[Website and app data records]
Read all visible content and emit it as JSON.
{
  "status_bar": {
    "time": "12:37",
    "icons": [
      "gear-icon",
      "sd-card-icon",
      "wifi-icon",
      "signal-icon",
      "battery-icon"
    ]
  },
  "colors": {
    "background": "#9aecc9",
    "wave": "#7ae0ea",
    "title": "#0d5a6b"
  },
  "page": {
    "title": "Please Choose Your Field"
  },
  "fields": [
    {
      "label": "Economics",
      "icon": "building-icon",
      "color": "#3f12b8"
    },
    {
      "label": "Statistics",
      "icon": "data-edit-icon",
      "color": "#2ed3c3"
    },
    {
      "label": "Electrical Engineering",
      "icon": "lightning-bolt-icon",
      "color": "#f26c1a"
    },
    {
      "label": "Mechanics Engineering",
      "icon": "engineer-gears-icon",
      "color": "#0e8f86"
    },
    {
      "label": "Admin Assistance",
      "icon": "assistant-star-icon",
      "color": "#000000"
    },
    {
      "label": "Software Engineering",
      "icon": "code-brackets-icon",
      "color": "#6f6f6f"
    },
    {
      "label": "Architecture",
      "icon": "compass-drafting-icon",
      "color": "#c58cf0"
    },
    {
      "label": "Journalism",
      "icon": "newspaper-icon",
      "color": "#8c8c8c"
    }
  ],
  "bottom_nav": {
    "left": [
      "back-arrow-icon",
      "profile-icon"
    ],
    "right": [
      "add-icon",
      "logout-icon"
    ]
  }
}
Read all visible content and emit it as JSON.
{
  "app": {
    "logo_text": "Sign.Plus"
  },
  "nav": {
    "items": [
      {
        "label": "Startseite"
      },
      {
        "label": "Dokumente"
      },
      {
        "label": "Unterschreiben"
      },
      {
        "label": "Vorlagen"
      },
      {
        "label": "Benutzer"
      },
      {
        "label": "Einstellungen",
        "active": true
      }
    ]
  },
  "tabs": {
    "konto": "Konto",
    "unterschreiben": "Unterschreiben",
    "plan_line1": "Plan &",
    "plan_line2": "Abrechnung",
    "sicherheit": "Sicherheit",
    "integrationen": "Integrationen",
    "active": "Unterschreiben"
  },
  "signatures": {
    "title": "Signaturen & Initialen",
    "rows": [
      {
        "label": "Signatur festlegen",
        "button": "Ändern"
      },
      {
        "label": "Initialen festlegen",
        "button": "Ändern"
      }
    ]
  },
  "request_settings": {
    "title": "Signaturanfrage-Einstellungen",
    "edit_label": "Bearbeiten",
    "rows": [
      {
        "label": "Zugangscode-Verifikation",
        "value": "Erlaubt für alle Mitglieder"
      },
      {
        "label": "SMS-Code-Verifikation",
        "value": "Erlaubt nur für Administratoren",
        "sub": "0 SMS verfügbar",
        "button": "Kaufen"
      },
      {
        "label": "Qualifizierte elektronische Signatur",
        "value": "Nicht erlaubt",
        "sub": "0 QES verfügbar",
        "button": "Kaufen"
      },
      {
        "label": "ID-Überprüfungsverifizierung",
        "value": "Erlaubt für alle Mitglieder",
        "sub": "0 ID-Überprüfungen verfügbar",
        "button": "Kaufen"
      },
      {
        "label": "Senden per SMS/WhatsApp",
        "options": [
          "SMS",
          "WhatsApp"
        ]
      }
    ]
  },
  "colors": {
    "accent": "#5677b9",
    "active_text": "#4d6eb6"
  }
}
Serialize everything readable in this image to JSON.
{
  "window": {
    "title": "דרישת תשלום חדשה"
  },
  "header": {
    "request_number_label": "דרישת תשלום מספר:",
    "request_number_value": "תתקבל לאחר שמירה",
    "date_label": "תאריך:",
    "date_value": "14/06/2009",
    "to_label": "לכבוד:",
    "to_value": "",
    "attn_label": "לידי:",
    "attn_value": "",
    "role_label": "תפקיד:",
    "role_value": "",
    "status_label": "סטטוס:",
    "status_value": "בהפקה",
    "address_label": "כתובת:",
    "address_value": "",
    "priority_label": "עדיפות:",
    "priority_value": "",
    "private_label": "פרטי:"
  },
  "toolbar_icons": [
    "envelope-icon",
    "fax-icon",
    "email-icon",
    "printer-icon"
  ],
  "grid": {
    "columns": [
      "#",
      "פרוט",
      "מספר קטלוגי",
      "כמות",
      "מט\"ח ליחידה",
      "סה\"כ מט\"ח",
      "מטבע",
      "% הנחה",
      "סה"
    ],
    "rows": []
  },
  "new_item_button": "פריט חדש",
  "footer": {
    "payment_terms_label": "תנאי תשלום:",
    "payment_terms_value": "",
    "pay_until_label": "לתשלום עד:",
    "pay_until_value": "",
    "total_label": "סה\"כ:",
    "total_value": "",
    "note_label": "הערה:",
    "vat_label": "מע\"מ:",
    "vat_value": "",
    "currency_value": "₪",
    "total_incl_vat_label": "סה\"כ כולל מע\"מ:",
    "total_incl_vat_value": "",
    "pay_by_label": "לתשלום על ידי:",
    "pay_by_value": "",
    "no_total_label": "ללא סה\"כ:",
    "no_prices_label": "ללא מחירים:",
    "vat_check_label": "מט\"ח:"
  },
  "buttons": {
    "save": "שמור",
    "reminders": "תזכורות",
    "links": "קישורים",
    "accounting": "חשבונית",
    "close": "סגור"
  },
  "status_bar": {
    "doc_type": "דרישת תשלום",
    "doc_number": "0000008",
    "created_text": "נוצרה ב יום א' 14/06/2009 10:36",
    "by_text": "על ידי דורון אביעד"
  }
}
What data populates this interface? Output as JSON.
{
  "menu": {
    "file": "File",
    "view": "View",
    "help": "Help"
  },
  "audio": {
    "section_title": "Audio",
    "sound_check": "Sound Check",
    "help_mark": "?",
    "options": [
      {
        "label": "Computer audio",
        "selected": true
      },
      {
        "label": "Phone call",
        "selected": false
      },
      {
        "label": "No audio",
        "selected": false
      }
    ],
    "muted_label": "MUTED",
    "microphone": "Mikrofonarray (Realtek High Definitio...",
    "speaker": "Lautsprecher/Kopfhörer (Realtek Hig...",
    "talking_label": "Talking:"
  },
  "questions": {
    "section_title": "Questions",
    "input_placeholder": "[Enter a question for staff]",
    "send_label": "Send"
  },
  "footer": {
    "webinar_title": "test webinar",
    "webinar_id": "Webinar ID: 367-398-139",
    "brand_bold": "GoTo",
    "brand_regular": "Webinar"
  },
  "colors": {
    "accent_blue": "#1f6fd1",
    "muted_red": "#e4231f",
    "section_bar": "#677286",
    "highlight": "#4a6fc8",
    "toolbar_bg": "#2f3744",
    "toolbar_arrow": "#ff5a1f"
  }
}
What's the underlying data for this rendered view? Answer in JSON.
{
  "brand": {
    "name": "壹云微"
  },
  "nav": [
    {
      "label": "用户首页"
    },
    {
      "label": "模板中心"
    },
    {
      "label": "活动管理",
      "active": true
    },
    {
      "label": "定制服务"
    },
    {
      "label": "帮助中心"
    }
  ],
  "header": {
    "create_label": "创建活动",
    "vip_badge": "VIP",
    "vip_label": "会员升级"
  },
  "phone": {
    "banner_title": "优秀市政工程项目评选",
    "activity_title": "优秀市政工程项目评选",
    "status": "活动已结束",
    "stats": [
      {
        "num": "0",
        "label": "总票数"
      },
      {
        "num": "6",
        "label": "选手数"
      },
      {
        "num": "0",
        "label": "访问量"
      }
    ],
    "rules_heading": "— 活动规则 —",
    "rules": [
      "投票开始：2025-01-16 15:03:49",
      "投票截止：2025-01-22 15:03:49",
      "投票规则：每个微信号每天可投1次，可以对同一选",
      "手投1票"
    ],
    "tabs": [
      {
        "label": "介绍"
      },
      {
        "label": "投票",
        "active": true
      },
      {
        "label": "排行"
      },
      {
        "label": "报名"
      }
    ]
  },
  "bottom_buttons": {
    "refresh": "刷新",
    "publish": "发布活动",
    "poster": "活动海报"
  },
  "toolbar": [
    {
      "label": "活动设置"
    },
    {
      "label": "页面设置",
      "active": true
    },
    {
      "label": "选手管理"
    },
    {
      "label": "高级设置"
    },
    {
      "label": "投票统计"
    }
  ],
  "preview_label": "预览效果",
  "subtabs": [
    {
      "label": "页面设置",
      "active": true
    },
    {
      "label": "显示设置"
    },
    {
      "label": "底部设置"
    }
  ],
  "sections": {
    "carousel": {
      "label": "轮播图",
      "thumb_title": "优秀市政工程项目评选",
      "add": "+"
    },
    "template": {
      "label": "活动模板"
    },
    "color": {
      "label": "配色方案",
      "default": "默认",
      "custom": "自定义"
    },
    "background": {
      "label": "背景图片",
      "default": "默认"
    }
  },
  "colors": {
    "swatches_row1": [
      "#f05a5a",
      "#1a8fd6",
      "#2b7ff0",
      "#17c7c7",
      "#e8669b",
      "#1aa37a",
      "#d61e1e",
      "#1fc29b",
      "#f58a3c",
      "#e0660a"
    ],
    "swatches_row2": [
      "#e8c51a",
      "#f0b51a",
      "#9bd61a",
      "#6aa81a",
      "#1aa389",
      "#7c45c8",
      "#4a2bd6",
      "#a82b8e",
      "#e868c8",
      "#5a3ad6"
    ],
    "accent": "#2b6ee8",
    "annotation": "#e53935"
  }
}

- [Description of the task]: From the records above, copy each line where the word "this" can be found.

- [Answer section]:
Serialize everything readable in this image to JSON.
What data populates this interface? Output as JSON.
What's the underlying data for this rendered view? Answer in JSON.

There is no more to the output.